I love that Jeremy raises the question of preparation time in discussing the Supplemental Nutrition Assistance Program (SNAP). It’s something that doesn’t seem most people would consider, but which in the modern world has become a major consideration. To some extent a lot of the growth of obesity in the U.S. is as a result of people going to restaurants and eating less healthy food out, but justifying it for the savings in time and the general convenience.
As I’m listening, I’m curious what these types of programs look like in other countries? How does the U.S. compare? Do those countries leverage the same types of research and come up with similar plans or are they drastically different? I’m thrilled that in the very last line of the episode, Jeremy indicates that he may explore this in the future.
I’ll also guiltily admit that while listening to this episode, I was snacking on M&M chocolate candies while drinking a sugary supplemented beverage. Perhaps I’ll pay my penance later by baking a fresh loaf of bread.
Neanderthals did not descale their teeth regularly, for which modern scientists can be very thankful. Embedded in the fossilized calculus, or tartar, on teeth from the Shanidar cave, in Iraqi Kurdistan, and elsewhere are some remarkable remains that are beginning to shed far more light on what Neanderthals ate. I don’t want to give too much away just yet. Let’s just say that if, like me, when you think of the Neanderthal diet you think of a bunch of cavemen and women sitting around chewing their way through a woolly mammoth, you’re in for a surprise.
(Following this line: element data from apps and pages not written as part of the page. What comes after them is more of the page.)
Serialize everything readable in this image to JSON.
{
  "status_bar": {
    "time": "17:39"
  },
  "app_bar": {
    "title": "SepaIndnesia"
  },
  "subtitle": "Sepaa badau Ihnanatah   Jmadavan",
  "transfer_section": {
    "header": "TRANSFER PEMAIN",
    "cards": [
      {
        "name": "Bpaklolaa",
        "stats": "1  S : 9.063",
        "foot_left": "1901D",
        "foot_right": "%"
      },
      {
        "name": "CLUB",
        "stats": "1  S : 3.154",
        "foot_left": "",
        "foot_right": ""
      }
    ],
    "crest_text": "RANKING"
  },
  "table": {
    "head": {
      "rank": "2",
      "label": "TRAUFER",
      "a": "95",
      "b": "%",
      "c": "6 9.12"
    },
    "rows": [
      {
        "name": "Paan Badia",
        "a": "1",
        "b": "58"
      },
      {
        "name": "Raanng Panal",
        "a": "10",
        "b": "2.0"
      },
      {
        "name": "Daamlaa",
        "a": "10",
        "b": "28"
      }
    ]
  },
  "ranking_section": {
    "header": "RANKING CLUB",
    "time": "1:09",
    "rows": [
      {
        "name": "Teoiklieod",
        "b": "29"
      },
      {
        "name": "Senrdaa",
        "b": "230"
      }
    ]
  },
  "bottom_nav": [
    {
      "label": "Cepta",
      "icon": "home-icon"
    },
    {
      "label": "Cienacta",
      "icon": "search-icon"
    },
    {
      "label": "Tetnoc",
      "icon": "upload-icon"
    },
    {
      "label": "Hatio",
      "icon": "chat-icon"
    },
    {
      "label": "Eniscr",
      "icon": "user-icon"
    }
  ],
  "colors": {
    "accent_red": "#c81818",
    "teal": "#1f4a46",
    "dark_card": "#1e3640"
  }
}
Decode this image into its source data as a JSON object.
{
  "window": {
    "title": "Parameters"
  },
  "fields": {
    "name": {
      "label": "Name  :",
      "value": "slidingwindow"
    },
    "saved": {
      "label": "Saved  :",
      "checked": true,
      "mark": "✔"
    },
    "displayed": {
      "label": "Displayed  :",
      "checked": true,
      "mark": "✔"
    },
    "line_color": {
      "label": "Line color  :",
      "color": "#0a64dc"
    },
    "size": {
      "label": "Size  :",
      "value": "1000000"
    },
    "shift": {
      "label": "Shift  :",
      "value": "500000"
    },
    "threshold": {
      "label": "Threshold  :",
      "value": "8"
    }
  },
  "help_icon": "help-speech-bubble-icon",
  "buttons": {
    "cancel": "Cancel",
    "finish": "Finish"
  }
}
My guide through the recent discoveries on Neanderthal diet is John Speth, Emeritus Professor of Anthropology at the University of Michigan.
Amanda Henry’s research clearly points to moist-cooked starch grains in the mouths of Neanderthals (but did they swallow?). Archaeologists, however, have found almost no evidence of Neanderthals using the hot-rocks boil-in-a-bag method of modern people who lack fire-proof containers. And surprisingly, they didn’t know what John Speth discovered while watching TV in a motel room: that it is perfectly possible to boil water in a flimsy container over a direct fire. In the interests of time I had to cut his fascinating description of an experiment to make maple syrup by boiling the sap in a birch-bark tray over an open fire, which concluded that it was “both efficient and worthwhile”. So, now that they know it can be done, how long before they discover it was done?
There is evidence that Neanderthals ate moist-cooked starch. There is evidence that one can moist-cook without fire-proof containers and hot rocks. All we need now is evidence that Neanderthals used similar techniques, and the palaeo-dieters can add a nice mess of potage to their daily fare.
Microfossils in calculus demonstrate consumption of plants and cooked foods in Neanderthal diets (Shanidar III, Iraq; Spy I and II, Belgium). (A scientific paper.)
National Geographic’s early report on Amanda Henry’s discovery of plant remains on Neanderthal teeth and a more recent report from the Smithsonian Museum of Natural History.
More on Neanderthal diets at John Hawks’ weblog.
Photograph of the Regourdou Neanderthal mandible used by permission of the photographer, Patrick Semal, and the Musée d’art et d’archéologie du Périgord.
Intro music by Dan-O at DanoSongs.com.
Final music played by Ljuben Dimkaroski on a replica of a Neanderthal bone flute found in a cave in western Slovenia.
While I’ve read lots of research surrounding this area, this is the kind of area which more mainstream food journalists, entertainers, and educators could and should be covering. Aside from a semi-regular appearance of Deb Duchon, a nutritional anthropologist, appearing on Alton Brown‘s Good Eats, this may be one of the few places I’ve seen such an interesting interview of this type.